The new Republican House majority took power vowing to repeal Obamacare, despite the fact that their bill has no chance of gaining the president’s signature. The highlight of the debate, thus far, has been an unlikely one. For liberals aren’t accusing Republicans of letting sick children die in the streets — yet. Instead, they’re arguing that repealing the Patient Protection and Affordable Care Act is fiscally irresponsible.
Democrats commenced 2009 by passing the American Recovery and Reinvestment Act. a.k.a. the “stimulus,” a $900 billion white elephant that did nothing to boost the economy. Americans became alarmed at the ballooning deficit, and the Tea Party movement was born. President Obama, acknowledging this political reality, promised that his health-care bill would not increase the deficit.
And, in the end, the Congressional Budget Office obliged him, projecting that PPACA would reduce the deficit by $132 billion from 2010 to 2019 and by an additional sum after 2020. The president’s supporters crowed that Democrats had achieved a major expansion of the welfare state while making responsible and politically courageous cuts to Medicare in order to pay for it.
In recent days, in light of Republican rhetoric about fiscal sobriety, Democrats have taken their argument to its logical conclusion: If PPACA responsibly reduces the deficit, repealing the law would irresponsibly increase it. Indeed, a new report from the CBO endorses their view, projecting that repealing the new health law would increase the deficit by around $230 billion.
The only problem is that the CBO’s projections are a bunch of hooey. I could bore you with a detailed enumeration of all of the technical contortions that Democrats engineered in order to apply deficit-reducing lipstick onto the Obamacare sow. But it’s all there in the CBO’s own analysis, which you can read for yourself. Knock yourself out.
But that aside, Obamacare’s fiscal failure comes down to something a lot more basic: Government agencies nearly always overestimate the revenue generated from tax increases, and nearly always underestimate the new spending caused by new entitlements. Americans are a lot smarter than they look from inside the Beltway, and they modify their behavior to avoid new taxes and obtain new largesse. Federal bureaucrats may be good with calculators, but they’re weak on human nature.
David Brooks, in a recent New York Times column, highlighted Obamacare’s most serious flaw: PPACA incentivizes companies to drop health coverage for their employees. Employers who drop coverage have to pay a fine, but the fine is cheaper than offering health insurance, and even the employees can be better off — they buy their insurance on state-based “exchanges,” where they can take advantage of the law’s new subsidies. (Americans making less than 400 percent of the federal poverty level are eligible for subsidized coverage on the exchanges.) AT&T has calculated that it would save $1.8 billion a year by dumping its workers into the government’s lap.
Companies are keeping quiet about their plans for now, but make no mistake: If Obamacare remains the law of the land, nearly every corporation in America will do what AT&T has contemplated.

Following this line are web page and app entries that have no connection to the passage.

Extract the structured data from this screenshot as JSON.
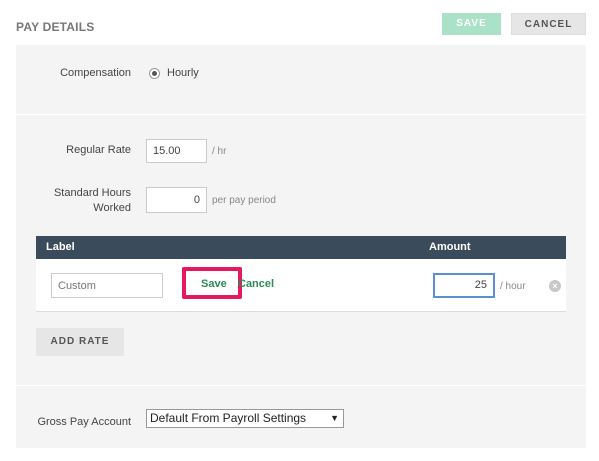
{
  "header": {
    "title": "PAY DETAILS",
    "save_label": "SAVE",
    "cancel_label": "CANCEL"
  },
  "compensation": {
    "label": "Compensation",
    "option_label": "Hourly"
  },
  "regular_rate": {
    "label": "Regular Rate",
    "value": "15.00",
    "unit": "/ hr"
  },
  "standard_hours": {
    "label_line1": "Standard Hours",
    "label_line2": "Worked",
    "value": "0",
    "unit": "per pay period"
  },
  "rate_table": {
    "columns": [
      "Label",
      "Amount"
    ],
    "row": {
      "label_placeholder": "Custom",
      "save_link": "Save",
      "cancel_link": "Cancel",
      "amount_value": "25",
      "amount_unit": "/ hour",
      "remove_icon": "close-circle-icon"
    }
  },
  "add_rate_label": "ADD RATE",
  "gross_pay": {
    "label": "Gross Pay Account",
    "selected": "Default From Payroll Settings"
  },
  "colors": {
    "accent_green": "#a9e2c7",
    "link_green": "#2e8b57",
    "table_header": "#3a4b5b",
    "highlight": "#e6195e"
  }
}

So will cash-strapped state governments.
Last March, the CBO projected that 26 million people will take advantage of Obamacare’s exchange subsidies in 2019, at a cost of $109 billion that year. But that number is based on the assumption that of the 162 million people who have employer-sponsored insurance today, only 4 million — 2.5 percent — will switch.

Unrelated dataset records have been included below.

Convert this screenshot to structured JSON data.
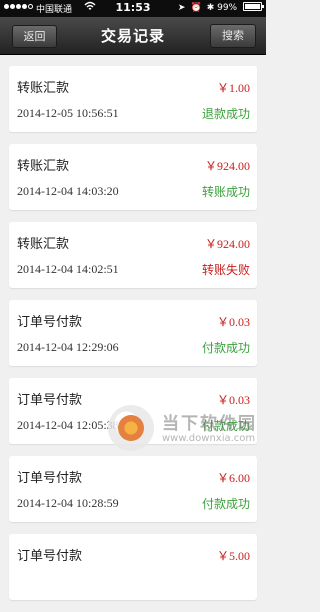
{
  "status_bar": {
    "carrier": "中国联通",
    "time": "11:53",
    "battery": "99%",
    "battery_level": 0.99
  },
  "nav": {
    "back_label": "返回",
    "title": "交易记录",
    "search_label": "搜索"
  },
  "records": [
    {
      "desc": "转账汇款",
      "amount": "￥1.00",
      "date": "2014-12-05 10:56:51",
      "status": "退款成功",
      "status_type": "ok"
    },
    {
      "desc": "转账汇款",
      "amount": "￥924.00",
      "date": "2014-12-04 14:03:20",
      "status": "转账成功",
      "status_type": "ok"
    },
    {
      "desc": "转账汇款",
      "amount": "￥924.00",
      "date": "2014-12-04 14:02:51",
      "status": "转账失败",
      "status_type": "fail"
    },
    {
      "desc": "订单号付款",
      "amount": "￥0.03",
      "date": "2014-12-04 12:29:06",
      "status": "付款成功",
      "status_type": "ok"
    },
    {
      "desc": "订单号付款",
      "amount": "￥0.03",
      "date": "2014-12-04 12:05:38",
      "status": "付款成功",
      "status_type": "ok"
    },
    {
      "desc": "订单号付款",
      "amount": "￥6.00",
      "date": "2014-12-04 10:28:59",
      "status": "付款成功",
      "status_type": "ok"
    },
    {
      "desc": "订单号付款",
      "amount": "￥5.00",
      "date": "",
      "status": "",
      "status_type": "ok"
    }
  ],
  "watermark": {
    "text": "当下软件园",
    "url": "www.downxia.com"
  },
  "colors": {
    "amount": "#c8201d",
    "success": "#3aa13a",
    "fail": "#c8201d",
    "navbar": "#2f2f2f"
  }
}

In other words, the projection of $109 billion is absurdly low; it underestimates Obamacare’s cost by trillions of dollars.
In a recent Politico column, former budget officials Douglas Holtz-Eakin and James Capretta calculated what would happen if the CBO’s estimates were somewhat off. By their math, if the households below 250 percent of the federal poverty line ($55,125 for a family of four) that now have employer-sponsored health insurance were to migrate to Obamacare’s exchanges, spending on those exchanges would more than triple, resulting in trillions of dollars in additional liabilities.
It gets worse. Holtz-Eakin and Capretta’s assumptions are actually quite restrained. What happens if even more people take advantage of subsidies? What happens if Medicaid spending grows at faster rates than Obamacare anticipates? We could be talking about much, much more than $200 billion a year in additional spending.
There was a time, not so long ago, when annual federal deficits of $200 billion would be described with alarm. For Obamacare, they’re just a rounding error.
— Avik Roy is an equity research analyst at Monness, Crespi, Hardt & Co. in New York City. He blogs on health-care issues at The Apothecary.